7. Table S1: Oligonucleotides used for genomic DNA and transcript amplification 8. Table S2: Antibody list

9. Movie S1-Videomicroscopy of lipid raft dynamic in WT and transgenic T-cells following anti-CD3/CD28 stimulation (file to open with QuickTime player).



We are grateful to Pr Rose Zamoyska (Medical Research Council, London, United Kingdom) for providing us with Tg(CD2-rtTA) CRza mouse model. This work was supported in part by a grant from the French Kidney Foundation. J Oniszczuk, P Vachin and K Sendeyo were supported by grants from the Ministry of research.

Author Contributions

JO, KS, CC, PV, BS, EC, CH, VF, AP, GA and ICG performed the experiments. MO, VA and DS wrote the paper. DS and MO supervised the project. All authors discussed the results and participated in writing the paper.

Conflict of interest.

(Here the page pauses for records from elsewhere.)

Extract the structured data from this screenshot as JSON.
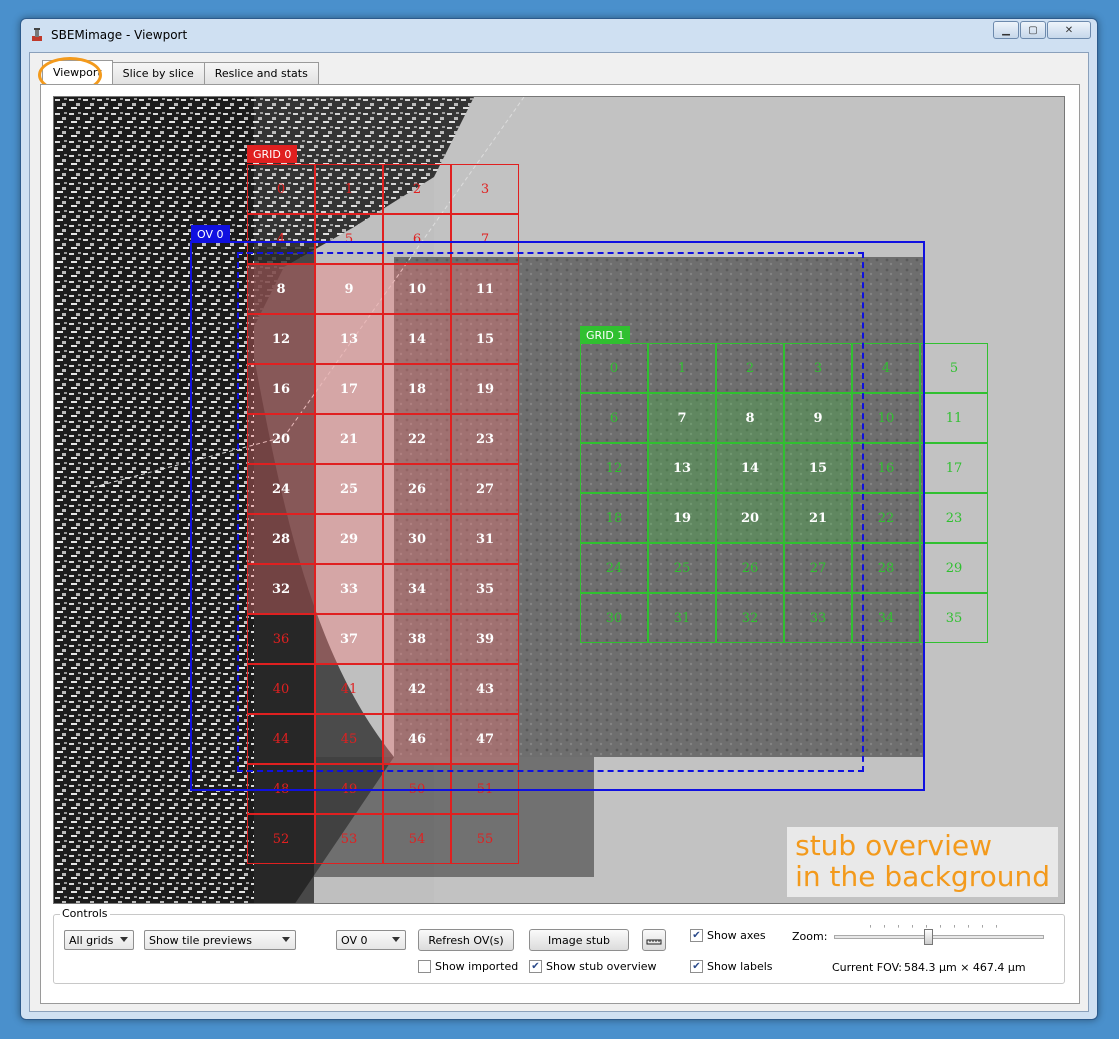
{
  "window": {
    "title": "SBEMimage - Viewport"
  },
  "tabs": [
    {
      "label": "Viewport"
    },
    {
      "label": "Slice by slice"
    },
    {
      "label": "Reslice and stats"
    }
  ],
  "viewport": {
    "grid0": {
      "label": "GRID 0",
      "color": "#e02020",
      "tiles": [
        "0",
        "1",
        "2",
        "3",
        "4",
        "5",
        "6",
        "7",
        "8",
        "9",
        "10",
        "11",
        "12",
        "13",
        "14",
        "15",
        "16",
        "17",
        "18",
        "19",
        "20",
        "21",
        "22",
        "23",
        "24",
        "25",
        "26",
        "27",
        "28",
        "29",
        "30",
        "31",
        "32",
        "33",
        "34",
        "35",
        "36",
        "37",
        "38",
        "39",
        "40",
        "41",
        "42",
        "43",
        "44",
        "45",
        "46",
        "47",
        "48",
        "49",
        "50",
        "51",
        "52",
        "53",
        "54",
        "55"
      ]
    },
    "grid1": {
      "label": "GRID 1",
      "color": "#30c030",
      "tiles": [
        "0",
        "1",
        "2",
        "3",
        "4",
        "5",
        "6",
        "7",
        "8",
        "9",
        "10",
        "11",
        "12",
        "13",
        "14",
        "15",
        "16",
        "17",
        "18",
        "19",
        "20",
        "21",
        "22",
        "23",
        "24",
        "25",
        "26",
        "27",
        "28",
        "29",
        "30",
        "31",
        "32",
        "33",
        "34",
        "35"
      ]
    },
    "ov0": {
      "label": "OV 0",
      "color": "#1010e0"
    },
    "annotation": {
      "line1": "stub overview",
      "line2": "in the background"
    }
  },
  "controls": {
    "group_label": "Controls",
    "grid_select": "All grids",
    "preview_select": "Show tile previews",
    "ov_select": "OV 0",
    "refresh_button": "Refresh OV(s)",
    "image_stub_button": "Image stub",
    "show_imported": "Show imported",
    "show_stub_overview": "Show stub overview",
    "show_axes": "Show axes",
    "show_labels": "Show labels",
    "zoom_label": "Zoom:",
    "fov_label": "Current FOV:",
    "fov_value": "584.3 µm × 467.4 µm",
    "show_axes_checked": true,
    "show_labels_checked": true,
    "show_stub_overview_checked": true,
    "show_imported_checked": false
  }
}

The authors declare that they do not have any competing financial, personal, or professional interests.



1. Brubaker SW, Bonham KS, Zanoni I, Kagan JC. Innate immune pattern recognition: a cell biological perspective. Annu Rev Immunol. 2015;33:257-90.

2. Chakraborty AK, Weiss A. Insights into the initiation of TCR signaling. Nat Immunol.


3. Viola A, Gupta N. Tether and trap: regulation of membrane-raft dynamics by actin- binding proteins. Nat Rev Immunol. 2007;7(11):889-96.

4. Brownlie RJ, Zamoyska R. T cell receptor signalling networks: branched, diversified and bounded. Nat Rev Immunol. 2013;13(4):257-69.

5. Sahali D, Pawlak A, Valanciute A, Grimbert P, Lang P, Remy P, et al. A novel approach to investigation of the pathogenesis of active minimal- change nephrotic syndrome using subtracted cDNA library screening. J Am Soc Nephrol. 2002;13(5):1238-47.

6. Boumediene A, Vachin P, Sendeyo K, Oniszczuk J, Zhang SY, Henique C, et al.

NEPHRUTIX: A randomized, double-blind, placebo vs Rituximab-controlled trial assessing T-cell subset changes in Minimal Change Nephrotic Syndrome. J Autoimmun. 2018;88:91- 102.

7. Sendeyo K, Audard V, Zhang SY, Fan Q, Bouachi K, Ollero M, et al. Upregulation of c-mip is closely related to podocyte dysfunction in membranous nephropathy. Kidney Int.


8. Bouachi K, Moktefi A, Zhang SY, Oniszczuk J, Sendeyo K, Remy P, et al. Expression of CMIP in podocytes is restricted to specific classes of lupus nephritis. PloS one.


9. Audard V, Zhang SY, Copie-Bergman C, Rucker-Martin C, Ory V, Candelier M, et al.

Occurrence of minimal change nephrotic syndrome in classical Hodgkin lymphoma is closely




Related subjects :